Those who stayed in the “normal” BMI range throughout life didn’t live as long as the latter category and those who started adulthood as “obese” and continued to add weight had the highest rate of death.

Researchers stated that the impact of weight gain on mortality is complex and depends on lots of factors like the amount of weight gain and where the subjects BMI started.

The primary message is that you want to start in a “normal” weight range and gain only a modest amount throughout life while avoiding “obesity.”

Results like these were also found in two generations of participants in a Framingham Heart Study, though the participants were mostly white. The review followed the medical histories of residents in one city and that of their children for several decades.

The study revealed troublesome trends for the younger generation who became overweight or obese sooner in life than their parents and are more likely to have an obesity-linked death.

 

Old Medicine, New Medicine Come Together to Cure Leishmaniasis Disease

Researchers from OSU are planning for first phase of human trials on a new vaccine. They used CRISPR gene editing to change the parasite that causes leishmaniasis. This is a common skin disease in tropical parts of the world and is increasing in the U.S.

Scientists found through a series of animal studies that the vaccine protected mice from the skin disease. Even immune compromised mice who were exposed as human are—through a bite of infected sand flies—were protected from the parasite’s disease.

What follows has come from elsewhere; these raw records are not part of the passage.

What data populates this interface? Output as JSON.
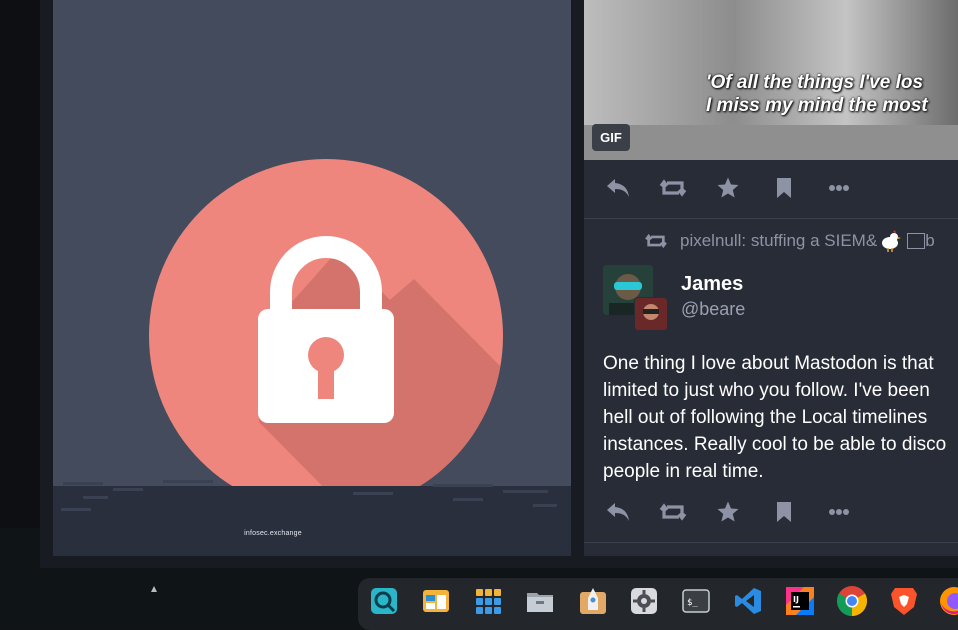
{
  "media_panel": {
    "instance_label": "infosec.exchange",
    "colors": {
      "background": "#444b5d",
      "circle": "#ef867d",
      "lock": "#ffffff",
      "shadow": "#d4736c"
    }
  },
  "gif_post": {
    "caption_line1": "'Of all the things I've los",
    "caption_line2": "I miss my mind the most",
    "badge": "GIF"
  },
  "action_icons": [
    "reply-icon",
    "boost-icon",
    "favourite-icon",
    "bookmark-icon",
    "more-icon"
  ],
  "boost_line": {
    "text": "pixelnull: stuffing a SIEM&",
    "trailing": " b"
  },
  "status": {
    "display_name": "James",
    "handle": "@beare",
    "lines": [
      "One thing I love about Mastodon is that",
      "limited to just who you follow. I've been",
      "hell out of following the Local timelines",
      "instances. Really cool to be able to disco",
      "people in real time."
    ]
  },
  "taskbar": {
    "apps": [
      "search-app-icon",
      "file-manager-icon",
      "app-grid-icon",
      "files-icon",
      "launcher-icon",
      "settings-icon",
      "terminal-icon",
      "vscode-icon",
      "intellij-icon",
      "chrome-icon",
      "brave-icon",
      "firefox-icon"
    ],
    "intellij_label": "IJ",
    "terminal_label": "$_"
  }
}
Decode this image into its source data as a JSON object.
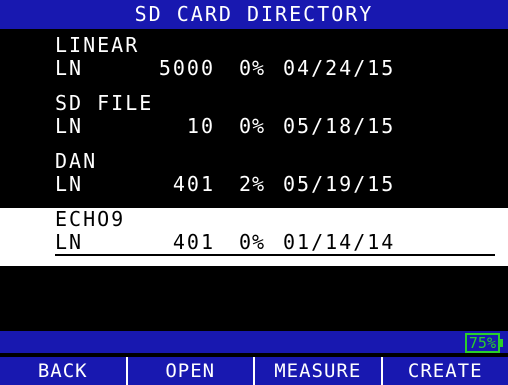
{
  "header": {
    "title": "SD CARD DIRECTORY"
  },
  "files": [
    {
      "name": "LINEAR",
      "type": "LN",
      "count": "5000",
      "percent": "0%",
      "date": "04/24/15"
    },
    {
      "name": "SD FILE",
      "type": "LN",
      "count": "10",
      "percent": "0%",
      "date": "05/18/15"
    },
    {
      "name": "DAN",
      "type": "LN",
      "count": "401",
      "percent": "2%",
      "date": "05/19/15"
    },
    {
      "name": "ECHO9",
      "type": "LN",
      "count": "401",
      "percent": "0%",
      "date": "01/14/14",
      "selected": true
    }
  ],
  "status": {
    "battery": "75%"
  },
  "softkeys": {
    "back": "BACK",
    "open": "OPEN",
    "measure": "MEASURE",
    "create": "CREATE"
  },
  "colors": {
    "bar_blue": "#1818b0",
    "battery_green": "#2ad02a",
    "selection": "#ffffff"
  },
  "icons": {
    "selected_marker": "open-folder-icon"
  }
}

In a series of animal studies, the vaccine protected mice against the disease – including mice with compromised immune systems and mice exposed to the parasite in the same way humans are, through the bite of infected sand flies.

The researchers stated that if the vaccine can protect against such a direct method of infection that the vaccine may be ready.

The team used a hundred-year-old method from the Middle East called leishmanization. They introduce the live parasite to the skin to create a small infection. After it is healed this small exposure gives the patient lifelong immunity.

Researchers noted that will live vaccines are the most effective can be the most dangerous causing serious disease in some patients. Their vaccine only “infects” the skin with immunity because the vaccine parasites have been genetically manipulated through CRISPR.

 

People Prefer Seeing Individuals Excel Over Teams, New Study Finds

A new study by researchers at OSU found that people like to see talented people excel, whether in sports or business. They like an individual’s winning streak. But don’t care to see that happen with teams or groups.

People would love to see Usain Bolt win another gold medal but far fewer are interested in seeing the New England Patriots win another Super Bowl, researchers said.

Researchers stated the reason for the phenomenon is that people are inspired by extraordinary individual success in a way team success doesn’t. If Usain Bolt wins another gold medal (and another in a row) it expands what we considered to be the limit of human ability. We do not see team success in the same light. The study found people are simply more moved by individual success.

In one part of the study many more people were excited bout Bolt’s winning a third in a row gold medal in the 100-meter dash than they were by his shared gold medal on the 4×100-meter relay team. Result also showed people would rather see him win a forth gold medal on his own rather than as part of a team.

In one study, they examined people’s views on the success of Usain Bolt, the Jamaican sprinter who won the 100-meter dash in the last three Olympics. Bolt was also a member of a team that won the gold medal in the 4×100-meter relay at those same Olympic games.

The study was published in the “Journal of Personality and Social Psychology.”